Woodworking - Beginnings and Myrtle Beach, 1972 - 1976
I've been making objects out of wood for over 60 years, starting with a little model airplane I built when I was 5 or so. By the time I was 12, I was building airplanes bigger than myself, boats, cars and rockets. In '60, I set about restoring an old style 24' power boat with an antique 2 cylinder engine, then progressed to a 33' that I lived aboard in New York City. Try that in the winter. In '70, in anticipation of a baby, I bought some woodworking equipment and built a cradle from plans, which she quickly outgrew, as well as designing and building the fixtures for a Meher Baba bookstore in Pasadena, CA. After the earthquake of '71, we moved to Myrtle Beach, S.C. where I had been invited to run a printing press for a startup company run by a friend whom I had met in NYC (I had learned how to run printing presses to support myself when I was studying music). The job fell through in a few months but not before I fired up another skill I had picked up along the way: guitar teaching.
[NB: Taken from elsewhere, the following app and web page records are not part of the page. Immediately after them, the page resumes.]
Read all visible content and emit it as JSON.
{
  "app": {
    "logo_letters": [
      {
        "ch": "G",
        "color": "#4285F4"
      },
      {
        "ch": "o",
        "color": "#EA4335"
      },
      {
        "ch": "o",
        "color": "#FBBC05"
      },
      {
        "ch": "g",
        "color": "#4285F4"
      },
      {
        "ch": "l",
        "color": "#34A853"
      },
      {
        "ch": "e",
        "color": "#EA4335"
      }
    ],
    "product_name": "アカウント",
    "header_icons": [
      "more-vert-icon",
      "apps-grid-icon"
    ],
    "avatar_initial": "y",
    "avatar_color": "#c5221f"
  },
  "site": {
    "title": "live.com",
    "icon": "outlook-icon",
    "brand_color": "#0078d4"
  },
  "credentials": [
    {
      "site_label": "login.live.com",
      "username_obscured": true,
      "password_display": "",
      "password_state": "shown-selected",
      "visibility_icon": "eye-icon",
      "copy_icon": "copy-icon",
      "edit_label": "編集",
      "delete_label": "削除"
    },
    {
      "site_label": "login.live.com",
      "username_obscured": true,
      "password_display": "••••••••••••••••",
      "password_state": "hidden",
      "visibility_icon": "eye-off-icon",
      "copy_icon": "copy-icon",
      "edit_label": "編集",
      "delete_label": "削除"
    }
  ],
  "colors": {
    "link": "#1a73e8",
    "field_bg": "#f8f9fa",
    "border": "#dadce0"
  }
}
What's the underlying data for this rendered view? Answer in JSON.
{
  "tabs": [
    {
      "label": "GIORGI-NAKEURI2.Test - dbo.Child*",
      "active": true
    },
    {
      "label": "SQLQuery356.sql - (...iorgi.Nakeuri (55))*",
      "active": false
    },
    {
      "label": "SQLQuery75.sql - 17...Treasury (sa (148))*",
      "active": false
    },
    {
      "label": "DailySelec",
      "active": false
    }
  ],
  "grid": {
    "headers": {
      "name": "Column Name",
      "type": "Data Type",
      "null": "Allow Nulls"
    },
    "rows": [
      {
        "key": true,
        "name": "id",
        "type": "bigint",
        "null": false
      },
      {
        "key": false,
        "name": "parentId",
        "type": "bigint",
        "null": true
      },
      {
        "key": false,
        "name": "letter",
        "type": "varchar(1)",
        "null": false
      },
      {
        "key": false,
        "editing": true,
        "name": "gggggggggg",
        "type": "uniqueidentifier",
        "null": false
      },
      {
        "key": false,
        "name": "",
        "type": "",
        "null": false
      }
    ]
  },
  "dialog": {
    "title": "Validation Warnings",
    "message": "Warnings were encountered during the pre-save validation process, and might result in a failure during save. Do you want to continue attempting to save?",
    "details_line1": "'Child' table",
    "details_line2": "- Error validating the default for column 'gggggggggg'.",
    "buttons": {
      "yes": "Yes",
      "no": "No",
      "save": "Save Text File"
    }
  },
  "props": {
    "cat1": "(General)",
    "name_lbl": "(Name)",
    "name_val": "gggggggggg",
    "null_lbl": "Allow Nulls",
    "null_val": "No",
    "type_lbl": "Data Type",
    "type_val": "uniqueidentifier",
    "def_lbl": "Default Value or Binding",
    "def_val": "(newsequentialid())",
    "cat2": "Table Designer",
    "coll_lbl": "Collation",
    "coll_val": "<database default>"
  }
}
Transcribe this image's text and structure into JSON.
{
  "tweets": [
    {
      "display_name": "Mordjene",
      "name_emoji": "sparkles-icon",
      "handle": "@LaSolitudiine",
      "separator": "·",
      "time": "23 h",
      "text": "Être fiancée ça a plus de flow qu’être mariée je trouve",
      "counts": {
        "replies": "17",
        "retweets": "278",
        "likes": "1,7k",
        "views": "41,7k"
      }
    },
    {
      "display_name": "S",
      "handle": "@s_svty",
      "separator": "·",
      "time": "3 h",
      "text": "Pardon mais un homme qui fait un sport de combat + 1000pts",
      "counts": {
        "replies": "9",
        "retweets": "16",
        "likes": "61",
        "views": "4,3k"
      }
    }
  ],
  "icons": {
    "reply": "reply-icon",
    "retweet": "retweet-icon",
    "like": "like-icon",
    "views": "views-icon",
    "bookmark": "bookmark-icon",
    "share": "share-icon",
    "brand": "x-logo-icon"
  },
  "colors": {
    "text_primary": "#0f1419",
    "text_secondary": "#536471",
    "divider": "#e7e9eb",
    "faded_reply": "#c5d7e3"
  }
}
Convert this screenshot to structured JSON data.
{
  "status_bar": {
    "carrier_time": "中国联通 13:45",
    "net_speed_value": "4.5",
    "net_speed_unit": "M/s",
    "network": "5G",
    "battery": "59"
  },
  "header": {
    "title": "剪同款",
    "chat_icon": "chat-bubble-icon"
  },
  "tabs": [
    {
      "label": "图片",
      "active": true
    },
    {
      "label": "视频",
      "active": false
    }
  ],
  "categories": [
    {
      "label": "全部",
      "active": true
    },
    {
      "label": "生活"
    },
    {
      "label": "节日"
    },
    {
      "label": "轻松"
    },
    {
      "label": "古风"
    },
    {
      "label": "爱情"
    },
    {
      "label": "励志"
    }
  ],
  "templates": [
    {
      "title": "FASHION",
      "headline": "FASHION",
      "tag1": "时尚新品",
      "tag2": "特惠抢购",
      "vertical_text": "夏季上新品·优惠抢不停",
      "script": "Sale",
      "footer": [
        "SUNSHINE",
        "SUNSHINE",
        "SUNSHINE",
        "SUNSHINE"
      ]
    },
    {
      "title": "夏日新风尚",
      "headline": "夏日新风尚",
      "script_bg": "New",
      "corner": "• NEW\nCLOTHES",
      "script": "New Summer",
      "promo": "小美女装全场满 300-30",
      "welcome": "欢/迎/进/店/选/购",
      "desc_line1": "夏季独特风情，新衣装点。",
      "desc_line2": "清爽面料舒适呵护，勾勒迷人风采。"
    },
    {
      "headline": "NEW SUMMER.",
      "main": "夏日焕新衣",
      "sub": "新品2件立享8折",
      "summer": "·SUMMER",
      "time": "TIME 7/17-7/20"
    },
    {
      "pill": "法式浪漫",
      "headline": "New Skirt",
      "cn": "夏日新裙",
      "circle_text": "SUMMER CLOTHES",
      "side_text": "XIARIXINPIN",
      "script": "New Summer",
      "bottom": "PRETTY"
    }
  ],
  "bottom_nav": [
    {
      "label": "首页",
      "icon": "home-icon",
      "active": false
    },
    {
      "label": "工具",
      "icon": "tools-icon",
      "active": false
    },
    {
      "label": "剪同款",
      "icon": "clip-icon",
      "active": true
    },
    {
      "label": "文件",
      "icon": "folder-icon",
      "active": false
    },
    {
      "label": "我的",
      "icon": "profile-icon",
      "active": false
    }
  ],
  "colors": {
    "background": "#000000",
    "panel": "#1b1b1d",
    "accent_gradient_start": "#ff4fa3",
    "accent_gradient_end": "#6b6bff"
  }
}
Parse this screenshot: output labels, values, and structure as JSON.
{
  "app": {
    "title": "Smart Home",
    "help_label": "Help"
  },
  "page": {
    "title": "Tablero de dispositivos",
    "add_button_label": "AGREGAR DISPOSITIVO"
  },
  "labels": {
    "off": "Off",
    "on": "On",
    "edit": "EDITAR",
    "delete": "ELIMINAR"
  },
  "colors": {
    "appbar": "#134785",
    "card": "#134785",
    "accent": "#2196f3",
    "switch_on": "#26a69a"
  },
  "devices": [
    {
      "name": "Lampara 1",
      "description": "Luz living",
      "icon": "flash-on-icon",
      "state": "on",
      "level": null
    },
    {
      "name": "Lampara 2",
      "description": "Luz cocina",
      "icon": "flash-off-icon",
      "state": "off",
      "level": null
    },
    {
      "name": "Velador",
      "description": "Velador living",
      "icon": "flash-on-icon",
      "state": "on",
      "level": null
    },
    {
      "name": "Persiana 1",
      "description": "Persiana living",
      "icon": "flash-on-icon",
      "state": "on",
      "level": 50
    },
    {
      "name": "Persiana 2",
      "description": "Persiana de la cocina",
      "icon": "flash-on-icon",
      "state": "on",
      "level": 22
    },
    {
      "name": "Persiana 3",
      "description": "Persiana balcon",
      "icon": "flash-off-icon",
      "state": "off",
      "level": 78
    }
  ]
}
Within a few months, I had more students than I had ever had in either NYC or Pasadena, my most famous of which is Vanna White. By the time summer rolled around, all my students had disappeared into tourism businesses leaving me without any income. In the interim, I had been commissioned to design and build a large display cabinet for the neighboring Meher Baba Center. This project led to more commissions. Before I knew it, I was building tables for a clothing store, pews for Episcopalians, a cross for the Baptists, commercial fixtures and interiors for an interior designer, antique dealers who needed pieces to be tweaked before putting them on sale, or completely taken apart and reglued, and tons of furniture repair, refinishing, as well as designing and building custom pieces and interiors.
When the oil embargo of '74 ruined my business, I moved to the San Francisco Bay Area to be around my children and started all over...(con't'd)
Display Case for the Meher Spiritual Center, Missouri black walnut.
Display Case Detail – notice the absence of moldings, just grooves to hold the glass
Pew for Episcopalian Chapel, long leaf yellow pine stained to match the other, much older, pews
Commissioned by 2 architects for a Baptist church in a nearby town. It was hollow to accommodate lights.
The main Episcopalian church needed a pew to match its others, but a custom length.
My friend Jane wanted a Spanish style table in black oak, I carved her favorite flowers, gardenias, in the corners.
The Myrtle Beach Hilton was the first high rise in the area, built around '73. The owner of the land, commissioned me to build an office from teak flooring,
Including an 11' credenza whose entire front is a series of nearly invisible doors.
This chest was commissioned by a couple who ordered several major pieces. Made of rare wormy chestnut, the carving is two entwined roses.
A client showed me a tiny snapshot of a sun effigy from Mexico.
Could I make him one larger, say 3' square?
Sure, as long as the Sun was a happy Sun.